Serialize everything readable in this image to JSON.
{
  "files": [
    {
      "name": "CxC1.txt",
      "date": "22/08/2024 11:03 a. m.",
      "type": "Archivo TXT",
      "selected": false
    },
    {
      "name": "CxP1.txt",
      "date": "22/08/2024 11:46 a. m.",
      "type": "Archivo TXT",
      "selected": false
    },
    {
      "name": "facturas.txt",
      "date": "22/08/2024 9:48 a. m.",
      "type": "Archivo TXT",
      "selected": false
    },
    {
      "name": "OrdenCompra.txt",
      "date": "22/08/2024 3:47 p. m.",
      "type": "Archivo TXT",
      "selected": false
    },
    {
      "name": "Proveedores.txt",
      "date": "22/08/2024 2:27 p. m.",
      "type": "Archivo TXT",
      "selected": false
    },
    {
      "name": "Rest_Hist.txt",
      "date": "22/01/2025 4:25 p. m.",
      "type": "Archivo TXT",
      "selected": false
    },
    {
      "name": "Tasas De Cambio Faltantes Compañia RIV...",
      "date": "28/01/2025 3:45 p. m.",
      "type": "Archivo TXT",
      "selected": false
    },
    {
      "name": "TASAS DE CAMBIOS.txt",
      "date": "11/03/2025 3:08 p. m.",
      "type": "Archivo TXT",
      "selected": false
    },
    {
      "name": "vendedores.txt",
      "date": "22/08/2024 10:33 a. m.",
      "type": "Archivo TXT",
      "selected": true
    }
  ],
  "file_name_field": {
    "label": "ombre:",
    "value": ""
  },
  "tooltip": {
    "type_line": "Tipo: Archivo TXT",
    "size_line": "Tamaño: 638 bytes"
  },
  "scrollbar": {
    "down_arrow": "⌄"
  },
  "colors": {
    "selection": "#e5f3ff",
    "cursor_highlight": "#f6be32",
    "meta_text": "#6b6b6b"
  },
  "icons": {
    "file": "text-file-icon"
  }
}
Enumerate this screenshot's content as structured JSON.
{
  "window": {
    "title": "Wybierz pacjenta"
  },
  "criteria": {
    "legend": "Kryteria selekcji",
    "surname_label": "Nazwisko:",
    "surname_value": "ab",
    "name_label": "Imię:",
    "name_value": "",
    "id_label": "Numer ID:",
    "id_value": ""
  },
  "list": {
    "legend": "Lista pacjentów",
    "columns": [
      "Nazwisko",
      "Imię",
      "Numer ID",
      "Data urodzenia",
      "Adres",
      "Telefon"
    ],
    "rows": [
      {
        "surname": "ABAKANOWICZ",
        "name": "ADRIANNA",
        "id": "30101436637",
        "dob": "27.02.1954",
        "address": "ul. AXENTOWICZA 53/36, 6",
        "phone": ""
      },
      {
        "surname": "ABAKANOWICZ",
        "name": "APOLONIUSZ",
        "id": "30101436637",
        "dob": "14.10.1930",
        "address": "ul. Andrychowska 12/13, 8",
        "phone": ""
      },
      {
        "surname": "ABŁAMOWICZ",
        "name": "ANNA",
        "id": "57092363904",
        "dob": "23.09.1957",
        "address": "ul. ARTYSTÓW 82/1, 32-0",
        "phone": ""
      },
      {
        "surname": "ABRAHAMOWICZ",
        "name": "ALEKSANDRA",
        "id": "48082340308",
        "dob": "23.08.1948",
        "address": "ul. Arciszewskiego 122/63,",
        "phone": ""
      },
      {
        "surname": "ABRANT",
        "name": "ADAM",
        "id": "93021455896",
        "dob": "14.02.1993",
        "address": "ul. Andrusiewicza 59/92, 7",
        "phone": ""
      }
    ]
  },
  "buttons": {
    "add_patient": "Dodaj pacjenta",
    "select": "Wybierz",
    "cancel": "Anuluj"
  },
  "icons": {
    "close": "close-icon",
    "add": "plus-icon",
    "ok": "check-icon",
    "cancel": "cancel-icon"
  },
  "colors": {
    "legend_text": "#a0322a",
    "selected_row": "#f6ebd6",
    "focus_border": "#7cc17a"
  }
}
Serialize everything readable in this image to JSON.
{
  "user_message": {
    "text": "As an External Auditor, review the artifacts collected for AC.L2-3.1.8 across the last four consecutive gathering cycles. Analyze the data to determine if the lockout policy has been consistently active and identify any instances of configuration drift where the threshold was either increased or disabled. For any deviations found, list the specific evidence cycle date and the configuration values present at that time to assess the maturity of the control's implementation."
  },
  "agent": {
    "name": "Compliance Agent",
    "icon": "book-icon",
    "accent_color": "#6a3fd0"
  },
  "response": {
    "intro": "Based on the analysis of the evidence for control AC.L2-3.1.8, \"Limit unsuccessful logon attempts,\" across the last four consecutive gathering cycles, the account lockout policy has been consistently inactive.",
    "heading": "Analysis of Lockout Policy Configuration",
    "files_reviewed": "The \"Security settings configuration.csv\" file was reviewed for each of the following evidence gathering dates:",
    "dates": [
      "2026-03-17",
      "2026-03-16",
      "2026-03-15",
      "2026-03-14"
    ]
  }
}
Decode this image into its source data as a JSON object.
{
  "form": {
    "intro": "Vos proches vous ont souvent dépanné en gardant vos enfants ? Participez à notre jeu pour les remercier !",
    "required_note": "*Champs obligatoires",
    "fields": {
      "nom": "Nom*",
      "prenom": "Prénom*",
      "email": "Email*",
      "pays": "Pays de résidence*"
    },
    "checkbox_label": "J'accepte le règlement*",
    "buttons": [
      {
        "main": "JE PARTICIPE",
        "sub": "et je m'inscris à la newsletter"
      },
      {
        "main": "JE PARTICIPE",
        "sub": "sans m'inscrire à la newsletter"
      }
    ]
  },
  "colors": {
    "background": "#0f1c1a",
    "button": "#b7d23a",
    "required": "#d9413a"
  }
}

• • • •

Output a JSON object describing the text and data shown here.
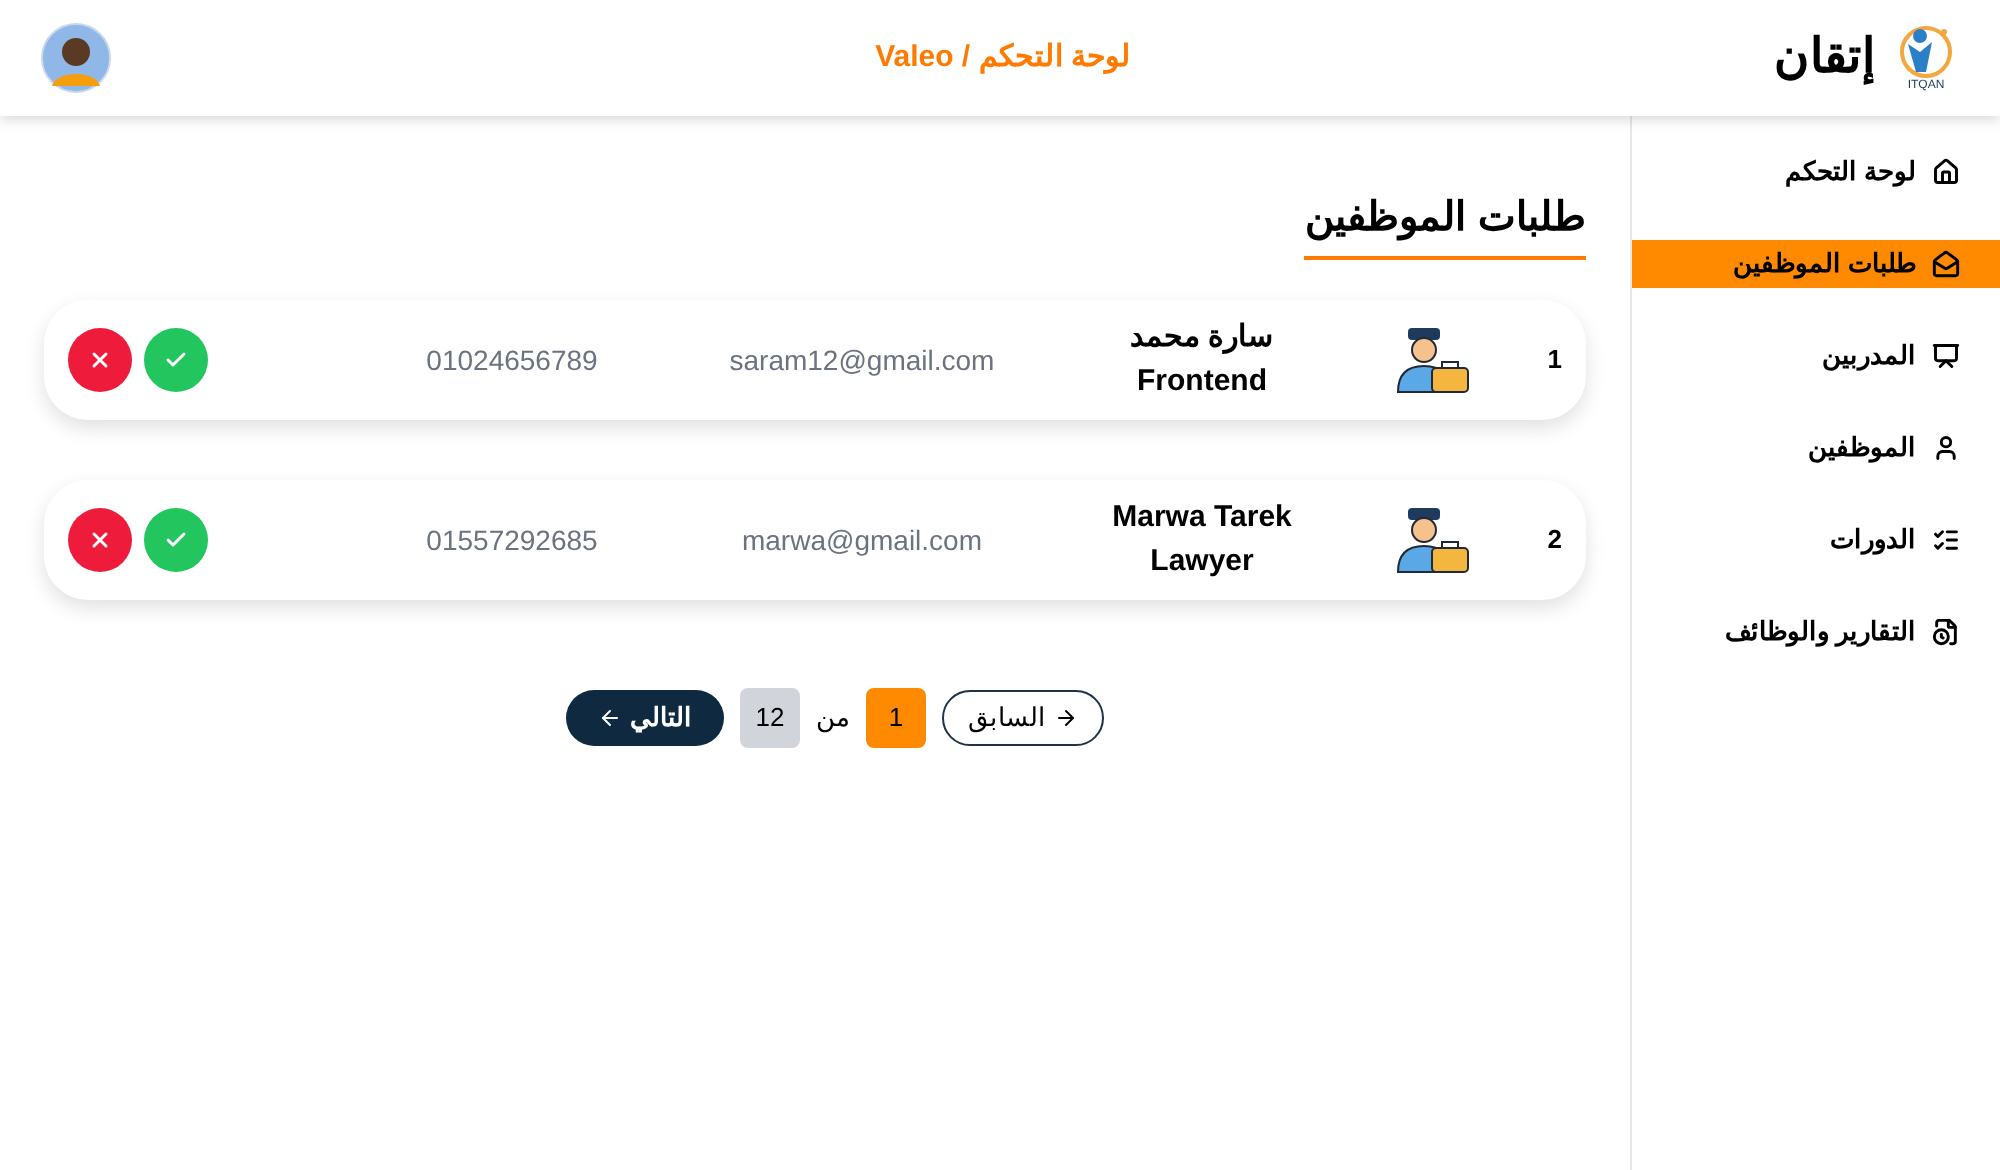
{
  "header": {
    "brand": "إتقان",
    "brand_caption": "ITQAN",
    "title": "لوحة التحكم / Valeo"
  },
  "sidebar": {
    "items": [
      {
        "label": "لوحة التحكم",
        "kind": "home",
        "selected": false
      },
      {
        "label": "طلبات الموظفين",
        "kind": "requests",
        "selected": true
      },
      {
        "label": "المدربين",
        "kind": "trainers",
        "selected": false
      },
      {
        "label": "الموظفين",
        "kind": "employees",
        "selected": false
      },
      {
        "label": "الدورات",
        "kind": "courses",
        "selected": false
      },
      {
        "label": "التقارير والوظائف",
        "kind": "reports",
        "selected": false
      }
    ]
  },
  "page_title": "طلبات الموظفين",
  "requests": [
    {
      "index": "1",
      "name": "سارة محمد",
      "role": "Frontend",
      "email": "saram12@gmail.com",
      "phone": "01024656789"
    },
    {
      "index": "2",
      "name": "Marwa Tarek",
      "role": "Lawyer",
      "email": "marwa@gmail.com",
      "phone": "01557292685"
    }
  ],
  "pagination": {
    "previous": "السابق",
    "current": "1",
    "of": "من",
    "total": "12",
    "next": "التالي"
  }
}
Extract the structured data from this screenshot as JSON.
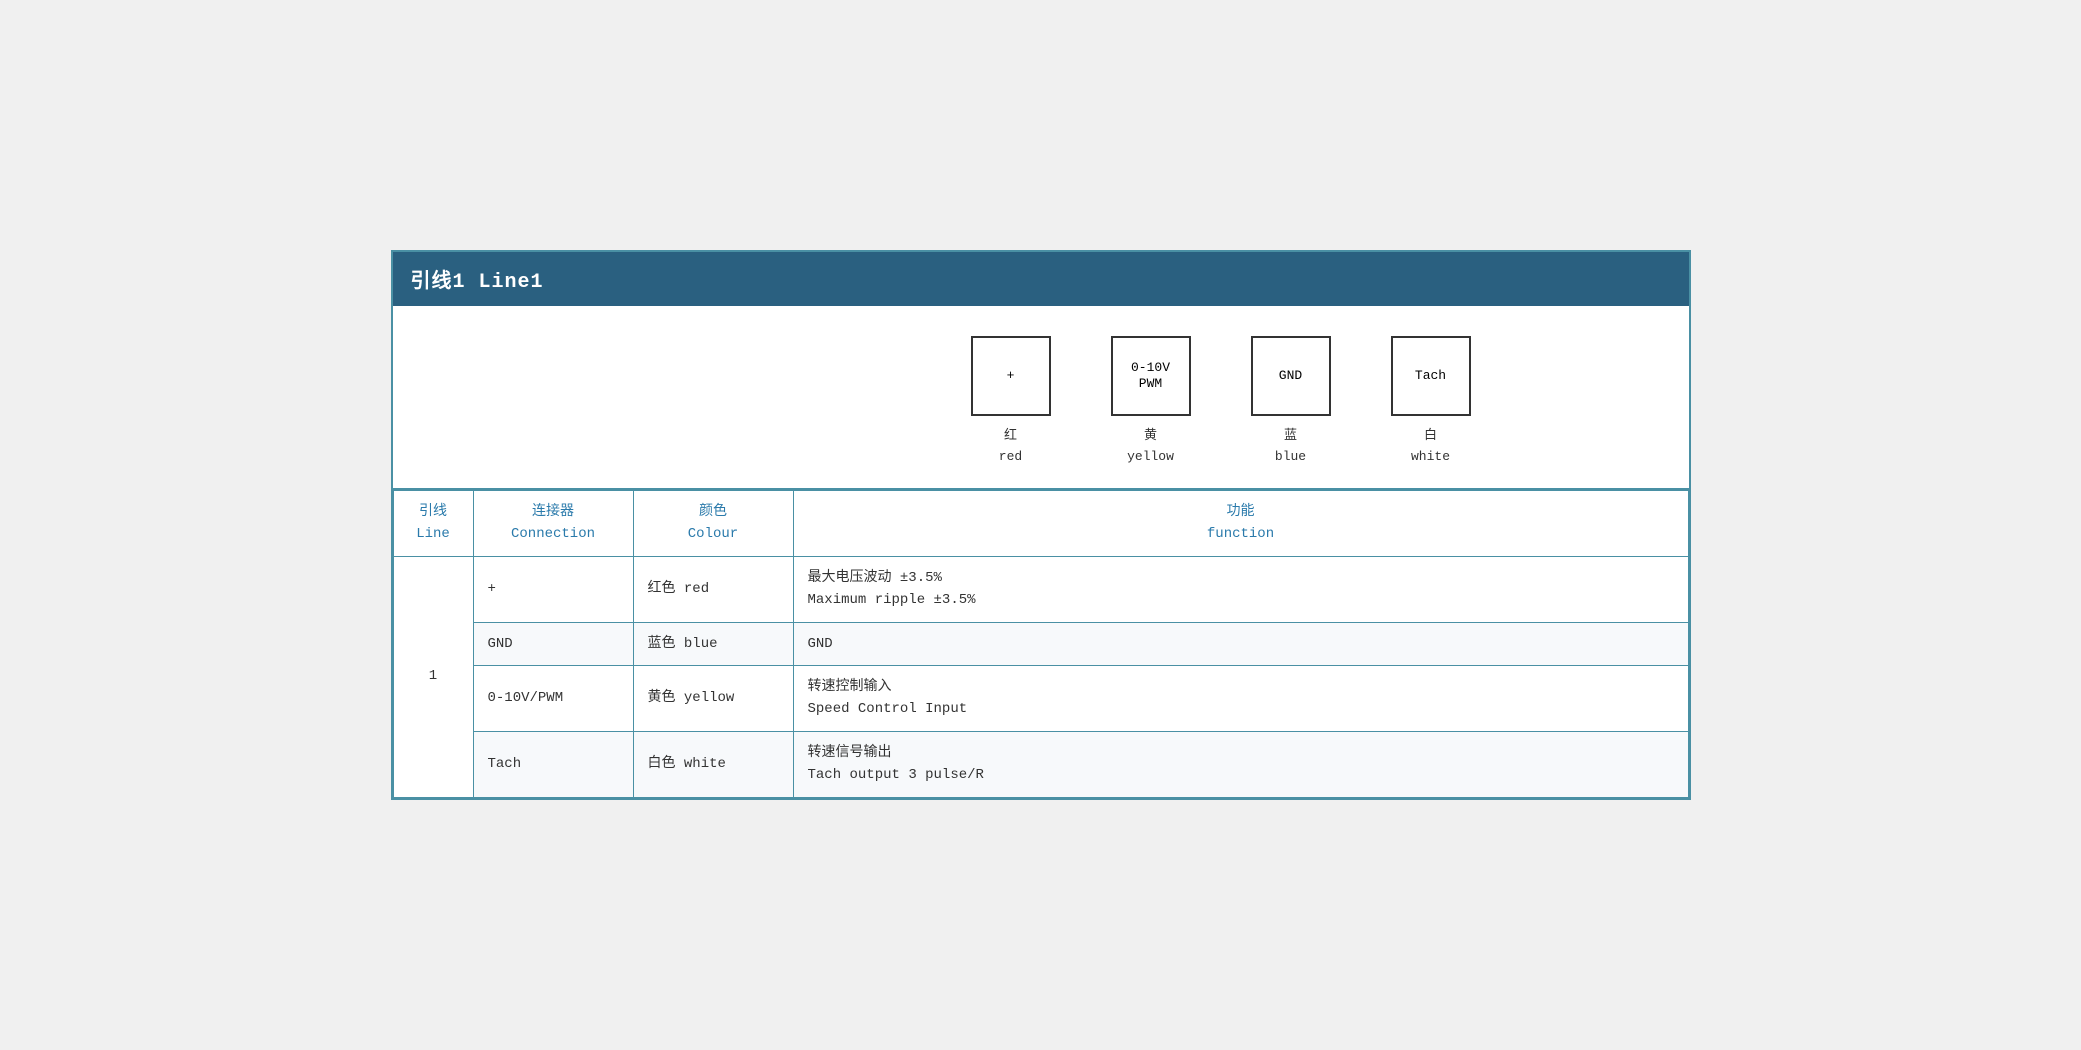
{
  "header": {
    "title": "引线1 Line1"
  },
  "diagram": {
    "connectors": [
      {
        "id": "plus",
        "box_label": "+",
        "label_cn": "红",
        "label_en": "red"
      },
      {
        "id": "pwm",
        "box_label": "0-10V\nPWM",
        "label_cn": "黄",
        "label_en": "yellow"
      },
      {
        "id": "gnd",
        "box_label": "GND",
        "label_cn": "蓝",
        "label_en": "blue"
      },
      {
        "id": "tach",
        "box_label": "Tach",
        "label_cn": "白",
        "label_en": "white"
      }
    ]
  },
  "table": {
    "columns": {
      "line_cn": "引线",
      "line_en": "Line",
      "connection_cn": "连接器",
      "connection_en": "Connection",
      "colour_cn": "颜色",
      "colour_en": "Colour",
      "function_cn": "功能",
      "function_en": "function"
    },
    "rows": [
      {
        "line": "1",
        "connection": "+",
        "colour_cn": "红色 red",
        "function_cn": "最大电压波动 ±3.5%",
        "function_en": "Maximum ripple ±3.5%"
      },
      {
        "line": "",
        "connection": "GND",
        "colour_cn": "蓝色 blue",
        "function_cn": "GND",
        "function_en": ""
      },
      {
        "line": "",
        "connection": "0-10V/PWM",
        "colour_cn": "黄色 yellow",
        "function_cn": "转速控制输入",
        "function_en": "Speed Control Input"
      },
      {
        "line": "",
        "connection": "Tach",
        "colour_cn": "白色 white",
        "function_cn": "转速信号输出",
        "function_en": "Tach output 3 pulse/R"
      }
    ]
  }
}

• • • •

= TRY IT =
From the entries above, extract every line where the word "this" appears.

= EXERCISE OUTPUT =
Serialize everything readable in this image to JSON.
Enumerate this screenshot's content as structured JSON.
Serialize everything readable in this image to JSON.
Decode this image into its source data as a JSON object.
Extract the structured data from this screenshot as JSON.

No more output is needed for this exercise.